The United States Pharmacopeial Convention (USP) has announced the launch of the Center for Pharmaceutical Advancement and Training (CePAT) in Accra, Ghana. CePAT is part of USP’s initiative to combat drug counterfeiting in Sub-Saharan Africa. The center is also part of the organization’s effort to promote global access to good quality medicines and is being launched as a Commitment to Action through the Clinton Global Initiative (CGI).

“CePAT is a natural extension of USP’s core mission of establishing public standards for the quality of medicines, foods, and dietary supplements. As USP has become increasingly active throughout the world, the need to support efforts to provide good quality medicines to everyone who requires them has become more important. CePAT is a positive step in that direction, and has been realized in part through our strong working relationships with the Ghanaian and other Sub-Saharan African medicines regulatory authorities,” Roger L. Williams, MD, USP’s chief executive officer, stated in a USP press release.

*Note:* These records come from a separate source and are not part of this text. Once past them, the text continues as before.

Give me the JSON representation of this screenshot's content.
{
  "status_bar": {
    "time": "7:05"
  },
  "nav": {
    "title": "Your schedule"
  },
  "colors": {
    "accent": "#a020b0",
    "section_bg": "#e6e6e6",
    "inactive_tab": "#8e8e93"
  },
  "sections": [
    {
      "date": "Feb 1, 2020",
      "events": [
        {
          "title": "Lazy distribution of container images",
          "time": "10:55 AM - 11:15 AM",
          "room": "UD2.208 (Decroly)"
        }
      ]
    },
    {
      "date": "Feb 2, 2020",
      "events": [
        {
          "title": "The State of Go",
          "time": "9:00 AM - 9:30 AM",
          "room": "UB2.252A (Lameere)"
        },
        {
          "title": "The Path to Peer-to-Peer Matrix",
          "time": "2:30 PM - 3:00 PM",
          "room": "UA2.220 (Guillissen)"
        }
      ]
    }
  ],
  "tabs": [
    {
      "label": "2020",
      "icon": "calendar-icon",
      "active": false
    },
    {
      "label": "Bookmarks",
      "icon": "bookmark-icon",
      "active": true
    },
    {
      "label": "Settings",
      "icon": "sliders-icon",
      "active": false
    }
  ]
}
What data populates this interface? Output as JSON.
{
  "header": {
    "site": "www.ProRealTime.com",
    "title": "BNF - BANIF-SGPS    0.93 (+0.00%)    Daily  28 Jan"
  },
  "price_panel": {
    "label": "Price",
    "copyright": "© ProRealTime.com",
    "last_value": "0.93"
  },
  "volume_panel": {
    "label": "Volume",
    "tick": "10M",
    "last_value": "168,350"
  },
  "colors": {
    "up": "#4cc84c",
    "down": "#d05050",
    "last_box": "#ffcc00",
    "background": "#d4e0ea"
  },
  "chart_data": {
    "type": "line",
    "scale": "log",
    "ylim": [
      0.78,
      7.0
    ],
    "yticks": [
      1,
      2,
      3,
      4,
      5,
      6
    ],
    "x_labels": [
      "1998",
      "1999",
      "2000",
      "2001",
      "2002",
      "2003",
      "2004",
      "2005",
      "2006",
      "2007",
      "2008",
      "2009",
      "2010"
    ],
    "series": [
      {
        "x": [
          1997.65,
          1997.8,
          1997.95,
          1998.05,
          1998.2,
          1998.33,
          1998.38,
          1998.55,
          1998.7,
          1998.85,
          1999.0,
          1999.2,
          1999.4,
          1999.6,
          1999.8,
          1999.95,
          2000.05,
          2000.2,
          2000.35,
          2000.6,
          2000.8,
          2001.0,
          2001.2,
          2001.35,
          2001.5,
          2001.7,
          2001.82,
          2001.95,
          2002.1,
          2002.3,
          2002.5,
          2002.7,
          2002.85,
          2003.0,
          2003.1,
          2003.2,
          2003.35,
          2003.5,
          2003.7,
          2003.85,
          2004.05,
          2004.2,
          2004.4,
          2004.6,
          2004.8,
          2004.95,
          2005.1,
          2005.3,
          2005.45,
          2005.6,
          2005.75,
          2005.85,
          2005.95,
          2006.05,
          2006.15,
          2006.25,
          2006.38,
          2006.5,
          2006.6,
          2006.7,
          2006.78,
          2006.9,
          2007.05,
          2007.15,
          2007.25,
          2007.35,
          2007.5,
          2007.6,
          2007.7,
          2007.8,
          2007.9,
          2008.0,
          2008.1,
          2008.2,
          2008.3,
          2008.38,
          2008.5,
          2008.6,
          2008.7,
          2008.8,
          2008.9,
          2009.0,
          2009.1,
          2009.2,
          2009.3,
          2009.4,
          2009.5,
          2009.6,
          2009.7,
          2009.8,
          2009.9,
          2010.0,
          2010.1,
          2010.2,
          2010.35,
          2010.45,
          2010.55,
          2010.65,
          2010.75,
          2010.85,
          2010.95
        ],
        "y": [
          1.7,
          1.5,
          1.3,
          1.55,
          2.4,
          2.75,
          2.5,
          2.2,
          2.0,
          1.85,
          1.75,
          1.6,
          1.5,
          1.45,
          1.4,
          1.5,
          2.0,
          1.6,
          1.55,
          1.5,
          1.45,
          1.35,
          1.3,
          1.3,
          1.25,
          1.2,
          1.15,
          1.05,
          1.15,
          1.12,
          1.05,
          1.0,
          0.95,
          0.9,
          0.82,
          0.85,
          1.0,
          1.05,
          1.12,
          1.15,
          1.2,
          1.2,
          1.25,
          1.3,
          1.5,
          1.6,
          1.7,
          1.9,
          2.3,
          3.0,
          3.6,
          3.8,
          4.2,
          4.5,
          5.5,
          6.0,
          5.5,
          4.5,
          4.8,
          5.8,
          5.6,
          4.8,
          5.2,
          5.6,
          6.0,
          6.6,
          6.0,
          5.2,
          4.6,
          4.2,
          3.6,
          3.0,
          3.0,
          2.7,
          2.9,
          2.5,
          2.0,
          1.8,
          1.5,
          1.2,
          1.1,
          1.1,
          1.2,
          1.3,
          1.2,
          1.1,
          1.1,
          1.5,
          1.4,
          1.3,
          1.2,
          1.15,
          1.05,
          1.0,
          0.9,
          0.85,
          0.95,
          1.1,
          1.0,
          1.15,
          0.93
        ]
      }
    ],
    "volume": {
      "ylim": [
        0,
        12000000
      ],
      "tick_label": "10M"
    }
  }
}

Substandard and counterfeit medicines are a problem in Sub-Saharan Africa where more than 90% of drug samples tested by USAID-USP failed either the test for API or sterility, and only three of the 26 products tested were officially registered with the Ghana Food and Drug Authority.  US Ambassador to Ghana, Gene Allan Cretz, said in the press release, “Improvements in this area are critical, and I am proud that CePAT is playing a role in tackling this problem, and that the US Presidents’ Malaria Initiative and USAID activities laid the groundwork for establishing USP in Ghana.”